Almost half of the 3,900 Onslow County fires reported in 2015 ended up not being fires at all.

That’s according to Onslow County Fire Marshal Brian Kelly, who said when a call comes in with little information, the full force of fire departments are dispatched just in case.

For example, Kelly said on Monday a call came in from someone who smelled gas near the U.S. 258 and N.C. 53 intersection in Jacksonville. There are multiple buildings around the location and without a specific destination or more information, emergency services responded as a worst-case scenario.

Nothing was found.

Other times, Kelly said someone may drive by a home and see smoke, so they call 911 to report it.

Dispatchers gather as much information as possible but Kelly said many times drivers don’t stop to investigate. Without knowing if the house is on fire or if there are people injured, firefighters respond prepared for anything.

“What a unit is dispatched to is not always what they find,” Kelly said, adding that the number of fires reported is higher than the actual number of fires.

Kelly said those units dispatched to a report of smoke at a home or building may find someone executing a controlled burn of leaves in the backyard, an HVAC unit smoking or even someone grilling dinner.

Most of the fire departments in Onslow County are volunteer centers, staffed by men and women who offer their time to keep Onslow County safe. Kelly said the main consequence of a high volume of false alarm fire calls is losing volunteers.

There’s a high turnover in volunteer firefighters, Kelly said, with most working an average of three to five years. A volunteer goes through the training and preparation for fighting fires and then are called away over and over from their child’s soccer game or date night with their spouse, only to respond to one false alarm after another.

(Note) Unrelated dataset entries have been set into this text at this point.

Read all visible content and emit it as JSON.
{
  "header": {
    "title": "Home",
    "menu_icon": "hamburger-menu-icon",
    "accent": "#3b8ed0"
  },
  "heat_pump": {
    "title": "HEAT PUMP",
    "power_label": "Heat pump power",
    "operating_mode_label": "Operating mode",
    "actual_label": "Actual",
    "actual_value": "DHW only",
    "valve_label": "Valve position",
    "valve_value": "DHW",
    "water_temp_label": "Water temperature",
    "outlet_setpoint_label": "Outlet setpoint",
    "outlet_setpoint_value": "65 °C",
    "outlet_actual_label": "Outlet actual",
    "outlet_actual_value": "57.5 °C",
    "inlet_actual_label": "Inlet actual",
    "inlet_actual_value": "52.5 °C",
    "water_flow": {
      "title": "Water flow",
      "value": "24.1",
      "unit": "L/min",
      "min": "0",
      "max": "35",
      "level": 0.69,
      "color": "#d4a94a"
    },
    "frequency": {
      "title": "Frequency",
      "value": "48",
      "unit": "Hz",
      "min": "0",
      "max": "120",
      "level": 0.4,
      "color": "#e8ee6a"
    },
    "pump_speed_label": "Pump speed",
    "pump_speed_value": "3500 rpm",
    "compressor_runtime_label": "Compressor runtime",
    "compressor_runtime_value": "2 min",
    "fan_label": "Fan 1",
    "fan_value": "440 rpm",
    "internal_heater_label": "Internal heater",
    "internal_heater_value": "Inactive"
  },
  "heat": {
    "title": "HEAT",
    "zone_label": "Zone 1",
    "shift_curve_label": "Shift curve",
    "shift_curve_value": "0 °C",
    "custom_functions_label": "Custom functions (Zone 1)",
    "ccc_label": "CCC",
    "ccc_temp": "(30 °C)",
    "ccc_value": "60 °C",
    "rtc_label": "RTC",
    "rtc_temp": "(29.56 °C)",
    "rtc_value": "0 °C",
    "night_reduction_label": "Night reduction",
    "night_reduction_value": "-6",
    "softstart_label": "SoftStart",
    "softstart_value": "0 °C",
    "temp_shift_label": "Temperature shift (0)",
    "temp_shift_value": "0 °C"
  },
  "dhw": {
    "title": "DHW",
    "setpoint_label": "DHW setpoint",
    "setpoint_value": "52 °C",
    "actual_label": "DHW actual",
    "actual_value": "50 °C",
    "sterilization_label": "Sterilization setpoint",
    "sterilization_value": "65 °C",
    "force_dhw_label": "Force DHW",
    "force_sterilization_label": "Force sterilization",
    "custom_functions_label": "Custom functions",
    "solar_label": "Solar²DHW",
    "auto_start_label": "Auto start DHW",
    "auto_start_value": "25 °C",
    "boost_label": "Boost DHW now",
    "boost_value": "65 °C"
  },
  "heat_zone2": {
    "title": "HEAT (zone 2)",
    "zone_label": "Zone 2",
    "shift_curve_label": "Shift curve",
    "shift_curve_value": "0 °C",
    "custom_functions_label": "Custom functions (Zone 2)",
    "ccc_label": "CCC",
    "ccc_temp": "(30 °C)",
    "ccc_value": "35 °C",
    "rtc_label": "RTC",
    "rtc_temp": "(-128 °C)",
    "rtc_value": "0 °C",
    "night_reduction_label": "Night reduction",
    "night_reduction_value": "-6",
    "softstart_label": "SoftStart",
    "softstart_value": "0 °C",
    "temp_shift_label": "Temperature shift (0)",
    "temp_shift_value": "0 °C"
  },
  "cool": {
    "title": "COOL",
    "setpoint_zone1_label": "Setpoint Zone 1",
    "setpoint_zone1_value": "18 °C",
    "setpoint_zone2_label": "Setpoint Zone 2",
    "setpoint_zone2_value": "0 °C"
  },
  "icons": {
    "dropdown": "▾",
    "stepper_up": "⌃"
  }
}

“Where’s the return on that investment?” Kelly asked.

Each false alarm call takes about 30 minutes to complete, Kelly said. Once back at the station, a report needs to be written and the truck has to be readied for the next call. Even with false alarms, there are a lot of time-consuming behind-the-scenes actions that must be taken, and it can start to take a toll on volunteers.

“When that starts to happen . . . they start looking at it and going, at what point do we start taking the high priority as a family? Volunteers are becoming harder and harder to come by . . . the last thing we want to do is burn them out.”

In the city of Jacksonville, the call situation is much different. About 60 percent of calls are medical calls for vehicle crashes, someone having trouble breathing or chest pain, for example, according to Chief Jerry Hardison.

The Jacksonville Fire Department responded to 3,561 calls in 2015 — 486 calls were false alarms due to detectors going off for non-emergencies, Hardison said.

If a detector is malfunctioning, it could result in a monetary penalty as well, Hardison said. If a detector malfunctions three times in 30 days, the resident or business owner pays a $50 fine.

When the fire department responds to a false alarm for a detector it requires one fire engine and four personnel minimum to respond, Hardison said, and about a half hour to complete the run.

Hardison said the Jacksonville Fire Department responds to false alarm fires — where a resident calls in seeing smoke at a house and there is no fire — only two or three calls per year.

“That is a rarity,” he said.

The low number is attributable in part due to the no-burning ordinance inside the city, Hardison said. A fire is only allowed inside city limits if it’s being used for warmth, a ceremony or cooking, and those few calls each year for smoke are usually due to a backyard grill.

While the county received many more false alarms than the city, Kelly said the community can help drop those numbers for 2016.

Kelly said providing more information — and more accurate information — when speaking with the 911 dispatcher director is key to providing resources where they’re needed most. It’s difficult to know what to expect when someone tells dispatch they just drove by the area and weren’t able to stop to find out more information.

Even though most calls are false alarms, Kelly said even those aren’t wasted time for the volunteers.

“We don’t want people to not call; when in doubt call,” Kelly said. “If a citizen is concerned . . . we want to make sure to give her the peace of mind that it’s OK.”